(Web page and app entries)
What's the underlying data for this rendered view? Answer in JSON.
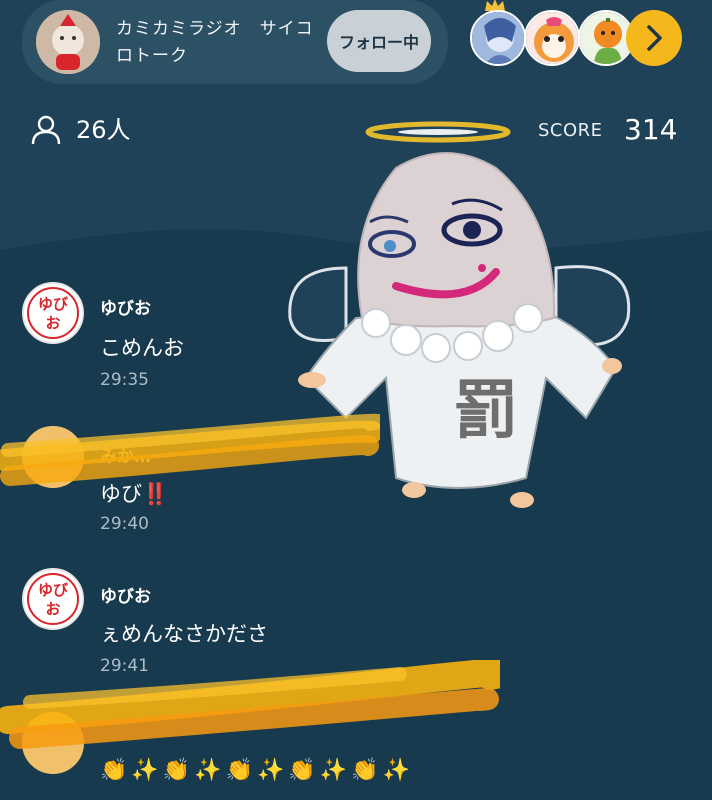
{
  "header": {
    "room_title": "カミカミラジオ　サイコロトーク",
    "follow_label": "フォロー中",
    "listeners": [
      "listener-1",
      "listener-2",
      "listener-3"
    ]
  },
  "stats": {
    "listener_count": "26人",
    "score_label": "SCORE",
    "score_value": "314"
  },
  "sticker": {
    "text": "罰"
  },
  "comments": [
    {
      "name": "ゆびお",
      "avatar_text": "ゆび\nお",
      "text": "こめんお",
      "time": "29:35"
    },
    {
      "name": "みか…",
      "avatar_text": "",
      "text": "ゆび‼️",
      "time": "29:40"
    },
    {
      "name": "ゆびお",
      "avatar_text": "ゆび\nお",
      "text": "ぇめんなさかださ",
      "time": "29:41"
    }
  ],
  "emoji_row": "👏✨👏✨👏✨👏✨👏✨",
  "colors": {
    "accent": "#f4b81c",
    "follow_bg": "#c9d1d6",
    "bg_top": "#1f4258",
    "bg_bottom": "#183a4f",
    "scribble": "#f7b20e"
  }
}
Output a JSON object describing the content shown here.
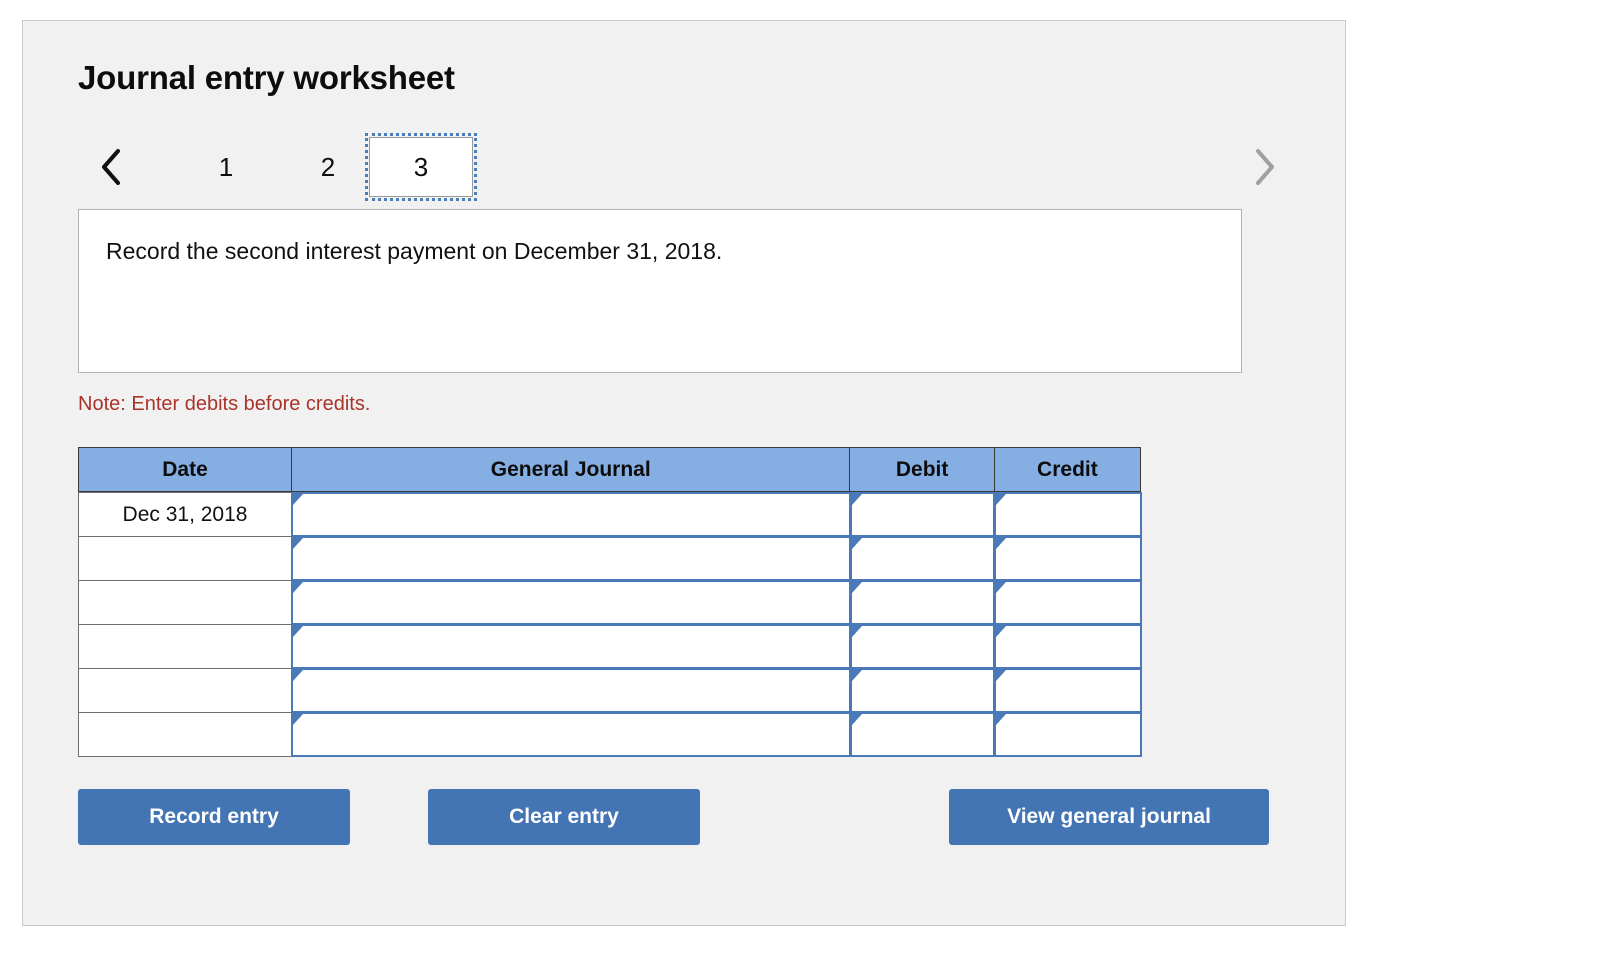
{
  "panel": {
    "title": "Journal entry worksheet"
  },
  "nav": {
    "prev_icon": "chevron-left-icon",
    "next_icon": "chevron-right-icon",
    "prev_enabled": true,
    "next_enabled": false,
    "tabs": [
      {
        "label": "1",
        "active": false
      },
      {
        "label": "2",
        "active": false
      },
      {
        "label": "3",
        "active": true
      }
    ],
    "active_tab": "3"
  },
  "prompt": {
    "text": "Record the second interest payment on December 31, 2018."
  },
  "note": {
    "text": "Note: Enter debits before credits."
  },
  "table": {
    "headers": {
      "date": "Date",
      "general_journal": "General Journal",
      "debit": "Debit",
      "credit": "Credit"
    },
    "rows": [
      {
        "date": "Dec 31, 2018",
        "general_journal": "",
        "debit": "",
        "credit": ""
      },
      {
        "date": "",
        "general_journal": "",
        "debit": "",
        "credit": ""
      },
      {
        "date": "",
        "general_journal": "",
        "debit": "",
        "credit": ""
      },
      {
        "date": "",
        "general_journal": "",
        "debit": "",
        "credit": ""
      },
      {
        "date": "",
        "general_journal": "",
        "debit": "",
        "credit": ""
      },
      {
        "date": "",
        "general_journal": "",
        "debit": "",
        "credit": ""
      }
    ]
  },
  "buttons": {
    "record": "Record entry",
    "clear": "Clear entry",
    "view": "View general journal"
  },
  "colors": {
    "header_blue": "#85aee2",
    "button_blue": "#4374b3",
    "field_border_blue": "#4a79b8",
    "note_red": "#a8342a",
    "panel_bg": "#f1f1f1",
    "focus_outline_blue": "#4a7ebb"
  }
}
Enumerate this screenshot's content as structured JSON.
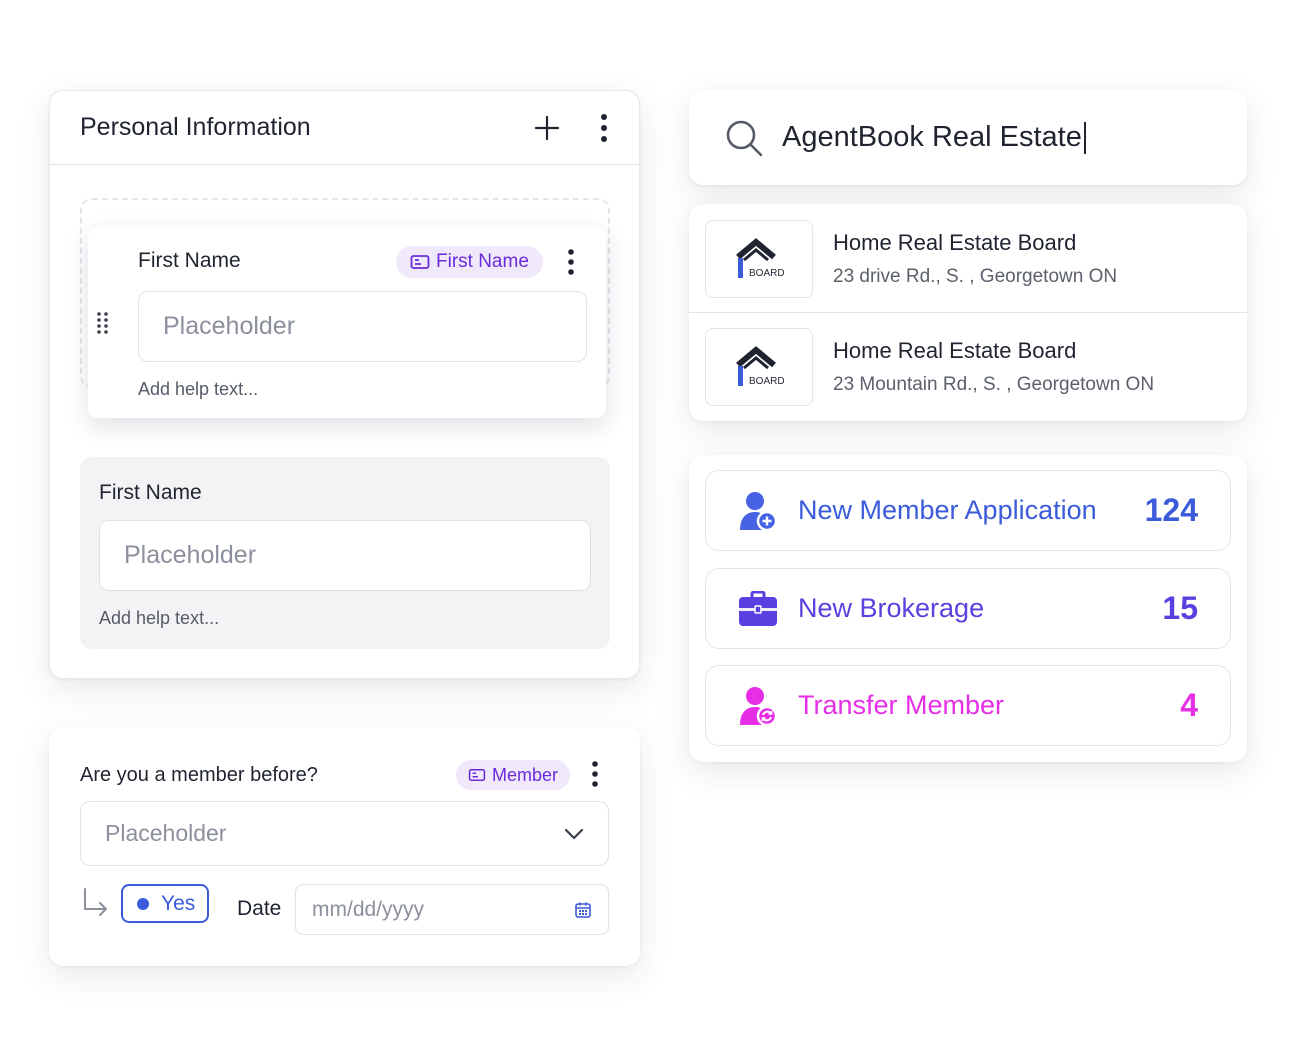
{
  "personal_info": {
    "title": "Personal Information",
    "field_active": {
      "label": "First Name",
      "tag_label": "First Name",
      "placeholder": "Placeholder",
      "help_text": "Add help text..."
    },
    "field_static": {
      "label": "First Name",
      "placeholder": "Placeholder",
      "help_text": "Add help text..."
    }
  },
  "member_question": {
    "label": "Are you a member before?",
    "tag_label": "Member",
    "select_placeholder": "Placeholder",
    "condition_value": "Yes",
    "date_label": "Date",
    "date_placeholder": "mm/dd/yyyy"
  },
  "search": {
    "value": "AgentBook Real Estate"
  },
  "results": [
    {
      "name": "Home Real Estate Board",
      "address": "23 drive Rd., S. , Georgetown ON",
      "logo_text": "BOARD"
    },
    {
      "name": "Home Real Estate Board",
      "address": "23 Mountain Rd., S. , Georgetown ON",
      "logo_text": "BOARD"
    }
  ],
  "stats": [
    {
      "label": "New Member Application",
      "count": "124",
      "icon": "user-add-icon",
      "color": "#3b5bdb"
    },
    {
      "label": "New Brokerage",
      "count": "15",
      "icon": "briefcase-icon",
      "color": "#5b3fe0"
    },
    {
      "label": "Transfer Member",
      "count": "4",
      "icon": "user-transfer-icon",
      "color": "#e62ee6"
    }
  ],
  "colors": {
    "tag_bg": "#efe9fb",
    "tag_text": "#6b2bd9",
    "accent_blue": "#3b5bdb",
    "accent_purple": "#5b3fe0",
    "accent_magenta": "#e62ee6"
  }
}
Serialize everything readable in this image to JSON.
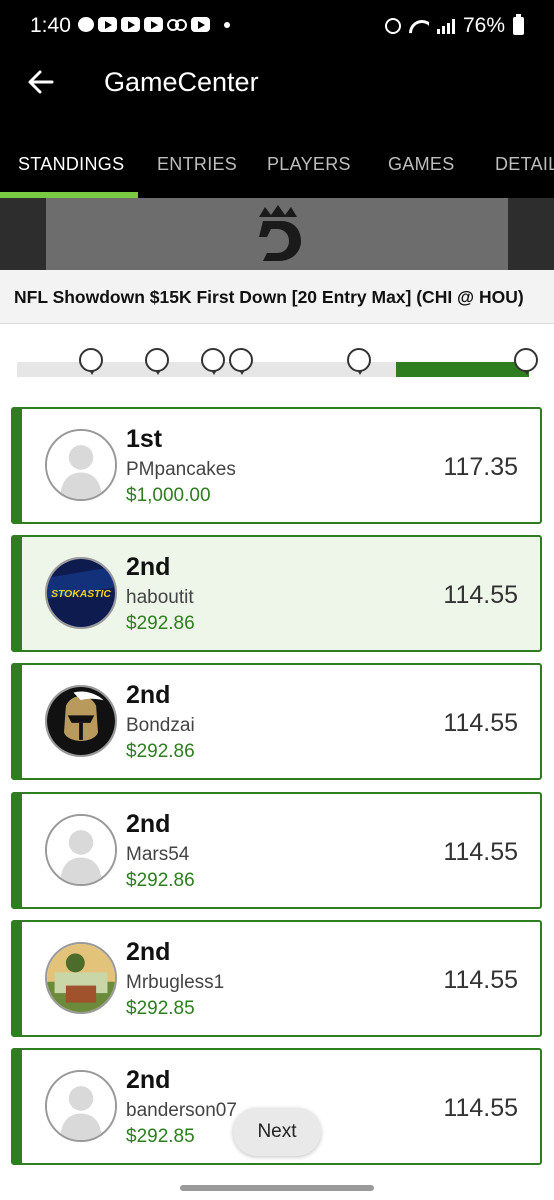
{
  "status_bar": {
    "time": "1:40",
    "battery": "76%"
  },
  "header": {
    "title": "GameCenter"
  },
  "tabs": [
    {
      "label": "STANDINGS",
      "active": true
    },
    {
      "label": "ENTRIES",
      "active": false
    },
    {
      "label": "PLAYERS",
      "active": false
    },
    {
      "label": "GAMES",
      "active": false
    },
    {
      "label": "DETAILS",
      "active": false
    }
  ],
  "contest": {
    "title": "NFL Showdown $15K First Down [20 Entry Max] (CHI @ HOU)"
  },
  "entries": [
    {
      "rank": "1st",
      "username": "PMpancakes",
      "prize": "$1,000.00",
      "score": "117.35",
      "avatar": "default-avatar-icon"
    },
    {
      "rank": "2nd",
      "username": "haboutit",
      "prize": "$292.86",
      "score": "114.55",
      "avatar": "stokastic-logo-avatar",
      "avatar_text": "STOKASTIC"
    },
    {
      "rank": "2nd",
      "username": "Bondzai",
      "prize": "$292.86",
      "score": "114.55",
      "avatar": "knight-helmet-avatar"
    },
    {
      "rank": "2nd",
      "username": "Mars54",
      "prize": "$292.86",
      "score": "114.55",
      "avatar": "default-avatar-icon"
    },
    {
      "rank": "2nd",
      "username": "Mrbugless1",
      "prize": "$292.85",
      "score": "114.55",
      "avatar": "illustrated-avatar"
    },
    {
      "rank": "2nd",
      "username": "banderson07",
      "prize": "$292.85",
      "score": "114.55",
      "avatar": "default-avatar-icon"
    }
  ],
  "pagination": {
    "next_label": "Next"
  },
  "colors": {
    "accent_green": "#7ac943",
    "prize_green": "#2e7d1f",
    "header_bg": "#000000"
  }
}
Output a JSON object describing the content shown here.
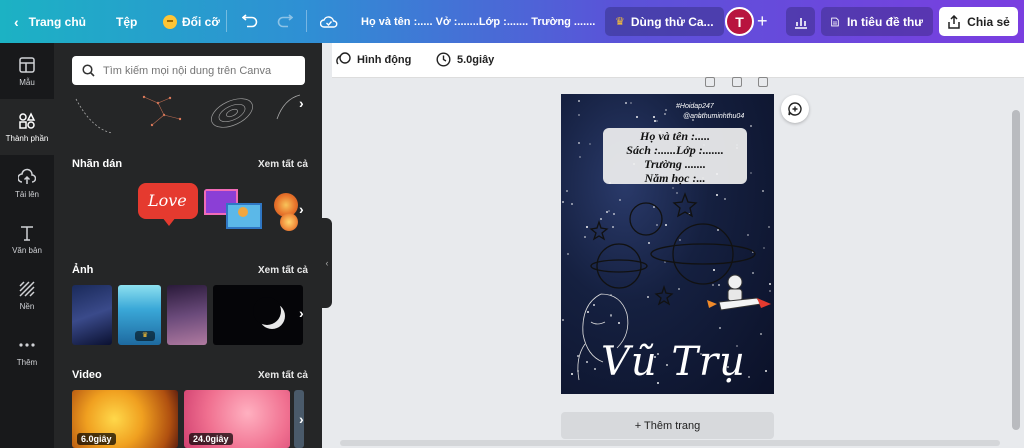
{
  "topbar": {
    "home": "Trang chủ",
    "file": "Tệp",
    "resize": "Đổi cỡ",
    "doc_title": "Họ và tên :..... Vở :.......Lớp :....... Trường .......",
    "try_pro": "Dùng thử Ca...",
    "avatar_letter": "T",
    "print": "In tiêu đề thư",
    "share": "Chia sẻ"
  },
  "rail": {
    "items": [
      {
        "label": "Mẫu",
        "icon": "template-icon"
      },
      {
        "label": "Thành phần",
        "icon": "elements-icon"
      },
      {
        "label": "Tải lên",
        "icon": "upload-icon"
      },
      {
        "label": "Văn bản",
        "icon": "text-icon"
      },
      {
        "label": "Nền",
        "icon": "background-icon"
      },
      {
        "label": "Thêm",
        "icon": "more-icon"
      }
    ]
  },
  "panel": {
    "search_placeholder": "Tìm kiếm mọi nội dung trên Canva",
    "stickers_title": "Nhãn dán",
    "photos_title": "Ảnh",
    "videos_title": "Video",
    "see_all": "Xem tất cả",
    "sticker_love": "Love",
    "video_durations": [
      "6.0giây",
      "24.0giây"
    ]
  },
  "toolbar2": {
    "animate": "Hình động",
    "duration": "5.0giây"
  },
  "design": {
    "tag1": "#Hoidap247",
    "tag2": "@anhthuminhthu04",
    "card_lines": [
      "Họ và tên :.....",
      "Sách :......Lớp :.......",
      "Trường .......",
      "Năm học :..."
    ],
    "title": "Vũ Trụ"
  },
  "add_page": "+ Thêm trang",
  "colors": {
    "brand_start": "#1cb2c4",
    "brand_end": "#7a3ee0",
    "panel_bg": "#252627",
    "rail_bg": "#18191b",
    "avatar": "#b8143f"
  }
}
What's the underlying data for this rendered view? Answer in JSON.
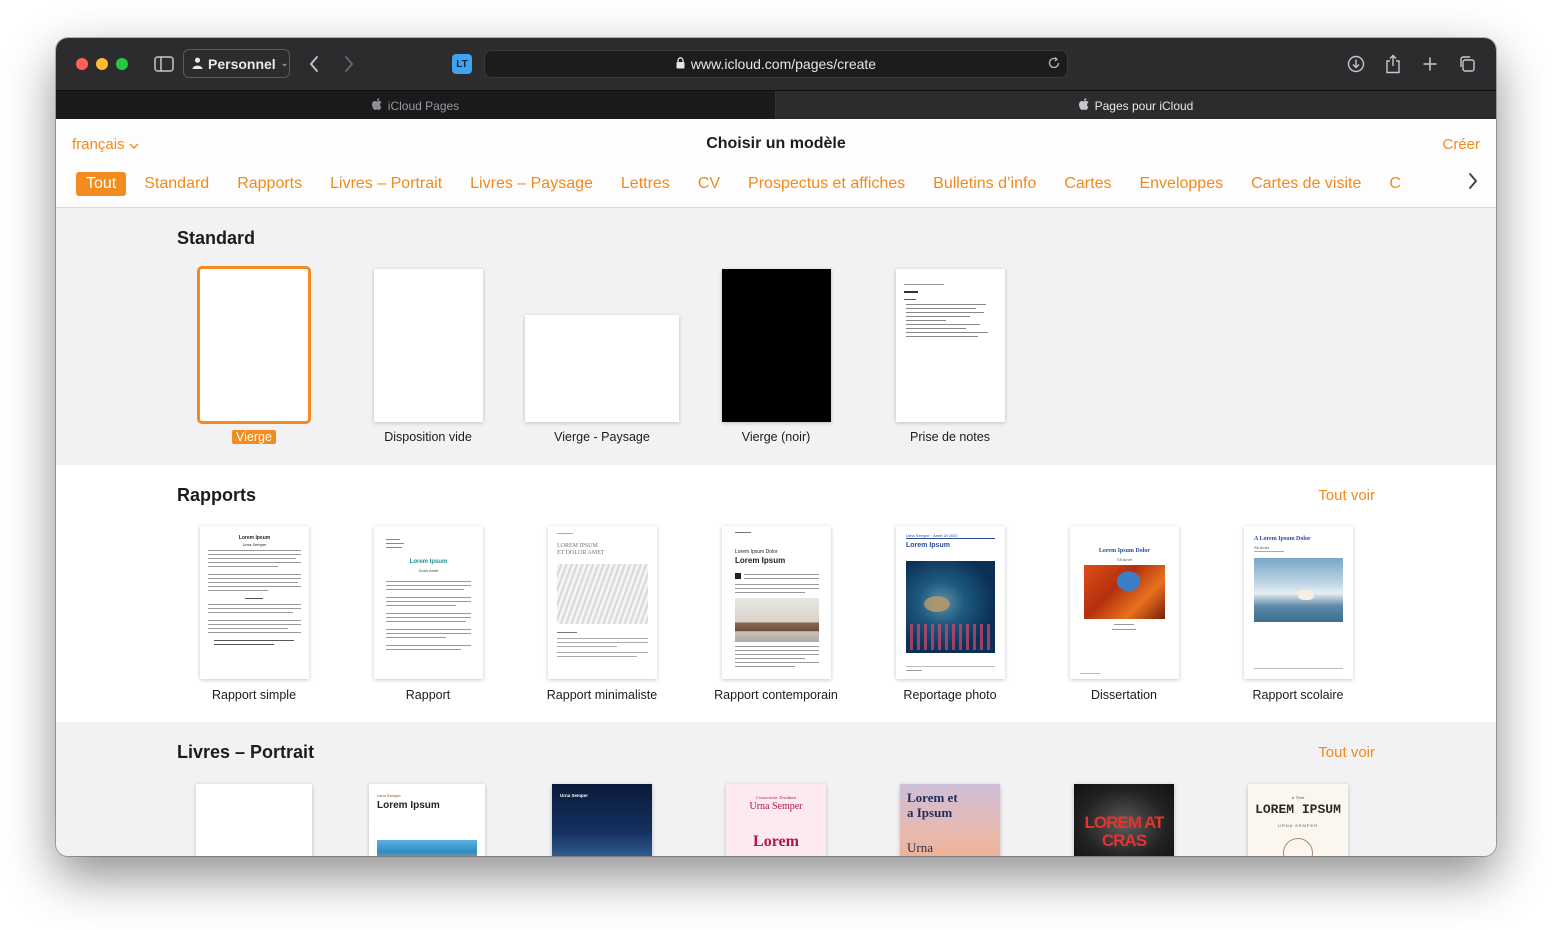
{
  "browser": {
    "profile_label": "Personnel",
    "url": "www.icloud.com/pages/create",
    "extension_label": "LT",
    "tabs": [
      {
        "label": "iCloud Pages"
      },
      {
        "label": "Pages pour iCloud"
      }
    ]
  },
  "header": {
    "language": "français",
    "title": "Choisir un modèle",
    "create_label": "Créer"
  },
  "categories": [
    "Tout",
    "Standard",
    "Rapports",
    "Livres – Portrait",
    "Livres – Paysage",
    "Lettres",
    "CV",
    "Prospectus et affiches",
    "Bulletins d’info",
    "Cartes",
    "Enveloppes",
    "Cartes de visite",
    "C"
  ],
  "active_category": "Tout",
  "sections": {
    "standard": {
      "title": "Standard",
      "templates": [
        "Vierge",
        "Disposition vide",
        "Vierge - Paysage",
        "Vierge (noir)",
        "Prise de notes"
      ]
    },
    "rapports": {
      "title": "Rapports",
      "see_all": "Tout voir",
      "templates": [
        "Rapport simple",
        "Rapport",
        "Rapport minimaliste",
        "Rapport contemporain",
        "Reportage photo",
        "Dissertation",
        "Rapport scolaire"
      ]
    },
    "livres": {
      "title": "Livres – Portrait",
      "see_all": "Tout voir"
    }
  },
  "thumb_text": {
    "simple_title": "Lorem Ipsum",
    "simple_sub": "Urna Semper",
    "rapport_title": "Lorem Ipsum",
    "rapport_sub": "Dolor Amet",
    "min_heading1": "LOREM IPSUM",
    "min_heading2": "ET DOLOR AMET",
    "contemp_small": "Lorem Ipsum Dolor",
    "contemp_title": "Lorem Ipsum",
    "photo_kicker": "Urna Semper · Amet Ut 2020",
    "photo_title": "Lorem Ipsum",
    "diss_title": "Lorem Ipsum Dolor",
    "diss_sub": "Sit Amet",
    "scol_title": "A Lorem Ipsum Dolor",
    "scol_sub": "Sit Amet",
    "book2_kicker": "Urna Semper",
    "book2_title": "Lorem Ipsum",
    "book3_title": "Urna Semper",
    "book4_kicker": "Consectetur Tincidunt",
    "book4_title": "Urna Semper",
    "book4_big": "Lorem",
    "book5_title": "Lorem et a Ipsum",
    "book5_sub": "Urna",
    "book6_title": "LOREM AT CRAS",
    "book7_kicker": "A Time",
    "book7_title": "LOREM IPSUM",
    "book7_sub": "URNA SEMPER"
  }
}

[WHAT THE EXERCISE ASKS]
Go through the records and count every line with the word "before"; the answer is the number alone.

[TASK ANSWER]
2